LM: Exactly, you should be able to do your thing while being as feminine as you want at the same time. I don’t feel like I need to wear a manly power suit to look as powerful as a man. No, I’m going to wear some amazing heels. That’s the thing, I’m raising two daughters. They look at what people are wearing, and I tell them they can show a little cleavage—be beautiful, be sexy—but to figure themselves out first. We should be able to go put on gorgeous heels and be seen as strong and empowered and not be wearing a tie.
Another thing that I explore in my work all the time is the workload women have historically taken on. Nobody really gave us an option. It’s been a dialogue with a lot of the women I know lately because whether they’re married or single, the woman is doing triple-load. I don’t know if society is condoning this, but women in public have dumbed themselves down almost. They feel like they need to. I don’t watch television, but when I do… I just can’t believe what people are willing to intake. I think it has a negative effect. How many women role models do we really have? Most of the art gallery owners… if they’re women, then they’re not the artist. They might run the business, but they don’t do both. But I don’t want to say this is all pro-women, I mean I like men.
“Be strong, be beautiful, be educated.”
PWP: Yeah, it annoys me when women say they hate men. No you don’t, you can’t just hate men. You can hate specific men! But you can’t hate all men.
LM: You can hate the way they behave! I’ve mellowed in my old age about things like that or things in business that used to really bother me. I just do my own thing.
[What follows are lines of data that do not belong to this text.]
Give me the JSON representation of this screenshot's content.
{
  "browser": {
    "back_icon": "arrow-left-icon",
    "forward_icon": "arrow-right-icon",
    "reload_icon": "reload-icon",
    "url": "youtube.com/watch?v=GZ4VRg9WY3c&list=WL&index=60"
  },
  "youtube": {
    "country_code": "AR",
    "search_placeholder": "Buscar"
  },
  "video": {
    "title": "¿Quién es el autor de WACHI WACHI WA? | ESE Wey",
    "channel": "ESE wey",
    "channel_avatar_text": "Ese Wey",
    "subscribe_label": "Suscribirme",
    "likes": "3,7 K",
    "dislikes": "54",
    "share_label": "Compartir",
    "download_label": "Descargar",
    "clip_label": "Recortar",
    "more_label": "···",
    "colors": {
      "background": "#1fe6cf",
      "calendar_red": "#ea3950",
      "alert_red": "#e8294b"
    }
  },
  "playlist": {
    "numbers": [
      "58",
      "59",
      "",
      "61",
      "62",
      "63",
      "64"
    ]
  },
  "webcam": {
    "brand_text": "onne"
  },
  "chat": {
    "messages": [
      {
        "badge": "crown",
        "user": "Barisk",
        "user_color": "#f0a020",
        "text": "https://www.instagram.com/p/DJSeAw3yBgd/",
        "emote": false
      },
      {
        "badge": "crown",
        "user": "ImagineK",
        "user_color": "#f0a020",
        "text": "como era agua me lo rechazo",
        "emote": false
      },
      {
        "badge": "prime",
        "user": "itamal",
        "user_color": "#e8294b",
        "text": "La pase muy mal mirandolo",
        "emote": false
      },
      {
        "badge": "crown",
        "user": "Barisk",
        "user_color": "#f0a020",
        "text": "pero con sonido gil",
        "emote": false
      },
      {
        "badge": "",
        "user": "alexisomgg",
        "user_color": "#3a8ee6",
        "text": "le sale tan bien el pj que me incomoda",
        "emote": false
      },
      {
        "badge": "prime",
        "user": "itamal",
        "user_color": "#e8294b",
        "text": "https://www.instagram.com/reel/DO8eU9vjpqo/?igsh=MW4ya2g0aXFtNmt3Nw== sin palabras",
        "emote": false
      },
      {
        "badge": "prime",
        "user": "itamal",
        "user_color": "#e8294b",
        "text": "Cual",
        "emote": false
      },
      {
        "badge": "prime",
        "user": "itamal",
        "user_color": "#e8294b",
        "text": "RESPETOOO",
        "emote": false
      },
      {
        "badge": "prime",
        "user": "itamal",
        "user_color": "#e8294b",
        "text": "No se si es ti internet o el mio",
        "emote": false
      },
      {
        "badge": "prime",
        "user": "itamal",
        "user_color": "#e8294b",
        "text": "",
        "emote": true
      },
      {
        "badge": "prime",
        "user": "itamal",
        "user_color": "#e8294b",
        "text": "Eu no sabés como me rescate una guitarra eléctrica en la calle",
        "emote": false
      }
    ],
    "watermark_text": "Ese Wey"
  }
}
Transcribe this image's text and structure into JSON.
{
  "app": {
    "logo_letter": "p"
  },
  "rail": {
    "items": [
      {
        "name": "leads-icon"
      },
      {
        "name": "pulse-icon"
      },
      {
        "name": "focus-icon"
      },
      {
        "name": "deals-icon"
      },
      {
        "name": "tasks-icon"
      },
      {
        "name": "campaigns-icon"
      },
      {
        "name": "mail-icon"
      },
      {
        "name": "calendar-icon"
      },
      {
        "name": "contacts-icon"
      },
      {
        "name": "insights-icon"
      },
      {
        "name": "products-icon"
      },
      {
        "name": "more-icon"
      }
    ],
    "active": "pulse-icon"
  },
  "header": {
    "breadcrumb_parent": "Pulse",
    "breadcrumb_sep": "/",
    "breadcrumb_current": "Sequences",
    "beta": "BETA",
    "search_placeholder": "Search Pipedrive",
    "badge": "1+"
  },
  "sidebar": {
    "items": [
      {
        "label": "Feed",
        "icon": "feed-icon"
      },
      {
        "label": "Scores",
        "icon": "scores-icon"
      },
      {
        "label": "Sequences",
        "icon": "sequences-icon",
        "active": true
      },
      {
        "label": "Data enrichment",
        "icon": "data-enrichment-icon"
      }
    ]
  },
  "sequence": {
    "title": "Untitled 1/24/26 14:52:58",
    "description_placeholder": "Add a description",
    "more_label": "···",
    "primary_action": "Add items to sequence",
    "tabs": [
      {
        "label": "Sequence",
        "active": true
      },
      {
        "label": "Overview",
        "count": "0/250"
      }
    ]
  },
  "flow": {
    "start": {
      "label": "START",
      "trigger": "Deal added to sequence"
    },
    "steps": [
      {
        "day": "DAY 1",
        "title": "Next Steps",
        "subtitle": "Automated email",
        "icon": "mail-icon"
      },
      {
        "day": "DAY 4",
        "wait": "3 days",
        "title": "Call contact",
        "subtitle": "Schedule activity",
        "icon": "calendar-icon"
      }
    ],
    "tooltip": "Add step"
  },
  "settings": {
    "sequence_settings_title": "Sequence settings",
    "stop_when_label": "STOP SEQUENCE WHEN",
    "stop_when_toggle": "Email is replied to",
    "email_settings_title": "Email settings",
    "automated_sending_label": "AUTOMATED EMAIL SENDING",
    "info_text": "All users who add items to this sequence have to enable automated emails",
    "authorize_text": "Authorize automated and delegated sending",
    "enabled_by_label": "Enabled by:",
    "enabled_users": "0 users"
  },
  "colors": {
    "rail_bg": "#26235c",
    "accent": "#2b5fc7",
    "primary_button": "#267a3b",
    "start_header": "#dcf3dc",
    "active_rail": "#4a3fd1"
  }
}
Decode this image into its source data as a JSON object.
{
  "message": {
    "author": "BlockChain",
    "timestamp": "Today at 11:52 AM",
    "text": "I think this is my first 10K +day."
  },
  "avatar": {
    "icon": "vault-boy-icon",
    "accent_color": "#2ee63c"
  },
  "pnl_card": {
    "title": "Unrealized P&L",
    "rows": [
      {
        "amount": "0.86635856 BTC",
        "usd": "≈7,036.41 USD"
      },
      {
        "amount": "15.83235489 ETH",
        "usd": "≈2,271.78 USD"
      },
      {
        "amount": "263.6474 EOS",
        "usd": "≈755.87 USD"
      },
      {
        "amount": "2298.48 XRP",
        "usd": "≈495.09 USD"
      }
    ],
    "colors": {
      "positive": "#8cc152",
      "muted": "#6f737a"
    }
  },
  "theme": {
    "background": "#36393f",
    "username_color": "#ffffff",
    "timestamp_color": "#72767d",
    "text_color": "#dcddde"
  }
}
I’m sure when you go out, you see gaggles of women whose sole purpose that night is to get the attention of men. No, go out and look beautiful for yourself. Easier said than done right?
PWP: I know, but it’s so hard because I can see both sides. And it’s hard to tell sometimes if I’m being me or if I’m influenced by what’s around me. So I often have to stop and think, no, this is what I believe.
LM: Yeah and I’m not buying this bullshit about like oh men are scared of an intelligent strong woman. Well then he’s a pussy. Let him be scared. Sorry, I cuss like a sailor.
PWP: I agree! What’s your best advice for any woman of any age?
LM: Be strong, be beautiful, be educated. Go out there. Be yourself in the world before you’re anything to anybody else. It’s not easy, but it’s still the most important thing.
[Photos by Lindsey Meyers.]